Aerosol optical properties in the southeastern United States in summer – Part...

Brock, C., N. L. Wagner, B. E. Anderson, A. R. Attwood, A. Beyersdorf, Campuzano Jost, A. G. Carlton, D. A. Day, G. S. Diskin, T. Gordon, J. Jimenez-Palacios, D. A. Lack, J. Liao, M. Markovic, A. M. Middlebrook, N. L. Ng, A. Perring, M. S. Richardson, J. Schwarz, R. A. Washenfelder, A. Welti, L. Xu, L. D. Ziemba, and D. Murphy (2016), Aerosol optical properties in the southeastern United States in summer – Part 1: Hygroscopic growth, Atmos. Chem. Phys., 16, 4987-5007, doi:10.5194/acp-16-4987-2016.

Aircraft observations of meteorological, trace gas, and aerosol properties were made during May– September 2013 in the southeastern United States (US) under fair-weather, afternoon conditions with well-defined planetary boundary layer structure. Optical extinction at 532 nm was directly measured at relative humidities (RHs) of ∼ 15, ∼ 70, and ∼ 90 % and compared with extinction calculated from measurements of aerosol composition and size distribution using the κ-Köhler approximation for hygroscopic growth. The calculated enhancement in hydrated aerosol extinction with relative humidity, f (RH), calculated by this method agreed well with the observed f (RH) at ∼ 90 % RH. The dominance of organic aerosol, which comprised 65 ± 10 % of particulate matter with aerodynamic diameter < 1 µm in the planetary boundary layer, resulted in relatively low f (RH) values of 1.43 ± 0.67 at 70 % RH and 2.28 ± 1.05 at 90 % RH. The subsaturated κ-Köhler hygroscopicity parameter κ for the organic fraction of the aerosol must have been < 0.10 to be consistent with 75 % of the observations within uncertainties, with a best estimate of κ = 0.05. This subsaturated κ value for the organic aerosol in the southeastern US is broadly consistent with field studies in rural environments. A new, physically based, single-parameter representation was developed that better described f (RH) than did the widely used gamma power-law approximation.

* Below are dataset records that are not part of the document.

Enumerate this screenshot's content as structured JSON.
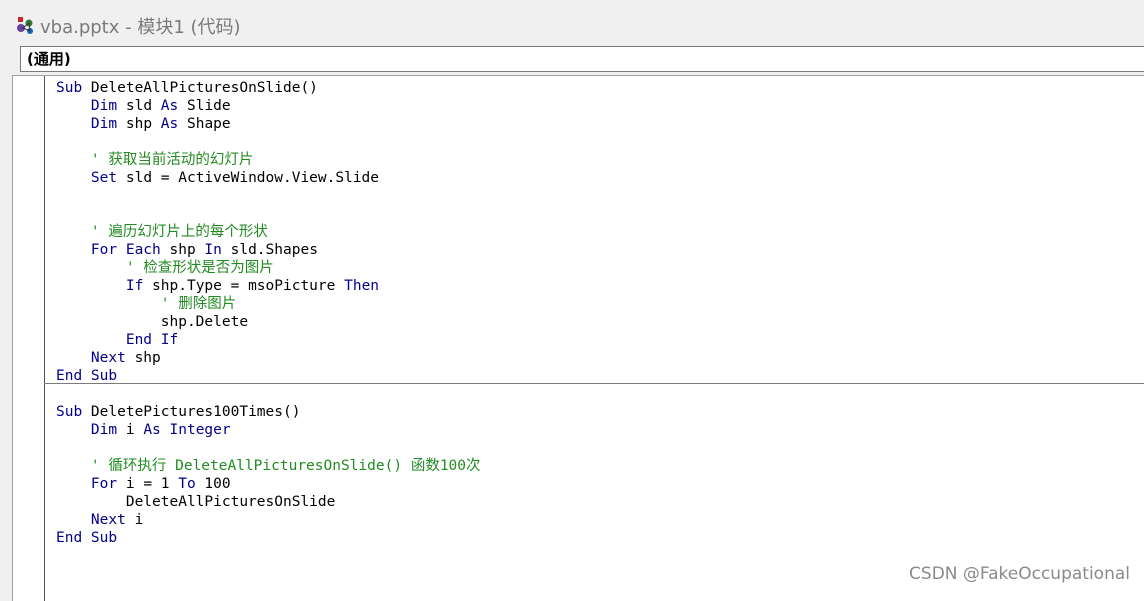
{
  "window": {
    "title": "vba.pptx - 模块1 (代码)"
  },
  "object_combo": {
    "selected": "(通用)"
  },
  "watermark": "CSDN @FakeOccupational",
  "colors": {
    "keyword": "#00008b",
    "comment": "#228b22",
    "text": "#000000"
  },
  "code": {
    "proc1": [
      [
        [
          "k",
          "Sub"
        ],
        [
          "t",
          " DeleteAllPicturesOnSlide()"
        ]
      ],
      [
        [
          "t",
          "    "
        ],
        [
          "k",
          "Dim"
        ],
        [
          "t",
          " sld "
        ],
        [
          "k",
          "As"
        ],
        [
          "t",
          " Slide"
        ]
      ],
      [
        [
          "t",
          "    "
        ],
        [
          "k",
          "Dim"
        ],
        [
          "t",
          " shp "
        ],
        [
          "k",
          "As"
        ],
        [
          "t",
          " Shape"
        ]
      ],
      [],
      [
        [
          "t",
          "    "
        ],
        [
          "c",
          "' 获取当前活动的幻灯片"
        ]
      ],
      [
        [
          "t",
          "    "
        ],
        [
          "k",
          "Set"
        ],
        [
          "t",
          " sld = ActiveWindow.View.Slide"
        ]
      ],
      [],
      [],
      [
        [
          "t",
          "    "
        ],
        [
          "c",
          "' 遍历幻灯片上的每个形状"
        ]
      ],
      [
        [
          "t",
          "    "
        ],
        [
          "k",
          "For Each"
        ],
        [
          "t",
          " shp "
        ],
        [
          "k",
          "In"
        ],
        [
          "t",
          " sld.Shapes"
        ]
      ],
      [
        [
          "t",
          "        "
        ],
        [
          "c",
          "' 检查形状是否为图片"
        ]
      ],
      [
        [
          "t",
          "        "
        ],
        [
          "k",
          "If"
        ],
        [
          "t",
          " shp.Type = msoPicture "
        ],
        [
          "k",
          "Then"
        ]
      ],
      [
        [
          "t",
          "            "
        ],
        [
          "c",
          "' 删除图片"
        ]
      ],
      [
        [
          "t",
          "            shp.Delete"
        ]
      ],
      [
        [
          "t",
          "        "
        ],
        [
          "k",
          "End If"
        ]
      ],
      [
        [
          "t",
          "    "
        ],
        [
          "k",
          "Next"
        ],
        [
          "t",
          " shp"
        ]
      ],
      [
        [
          "k",
          "End Sub"
        ]
      ]
    ],
    "proc2": [
      [
        [
          "k",
          "Sub"
        ],
        [
          "t",
          " DeletePictures100Times()"
        ]
      ],
      [
        [
          "t",
          "    "
        ],
        [
          "k",
          "Dim"
        ],
        [
          "t",
          " i "
        ],
        [
          "k",
          "As Integer"
        ]
      ],
      [],
      [
        [
          "t",
          "    "
        ],
        [
          "c",
          "' 循环执行 DeleteAllPicturesOnSlide() 函数100次"
        ]
      ],
      [
        [
          "t",
          "    "
        ],
        [
          "k",
          "For"
        ],
        [
          "t",
          " i = 1 "
        ],
        [
          "k",
          "To"
        ],
        [
          "t",
          " 100"
        ]
      ],
      [
        [
          "t",
          "        DeleteAllPicturesOnSlide"
        ]
      ],
      [
        [
          "t",
          "    "
        ],
        [
          "k",
          "Next"
        ],
        [
          "t",
          " i"
        ]
      ],
      [
        [
          "k",
          "End Sub"
        ]
      ]
    ]
  }
}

PDF of Publication: 
Download from publisher's website.
Research Program: 
Tropospheric Chemistry Program (TCP)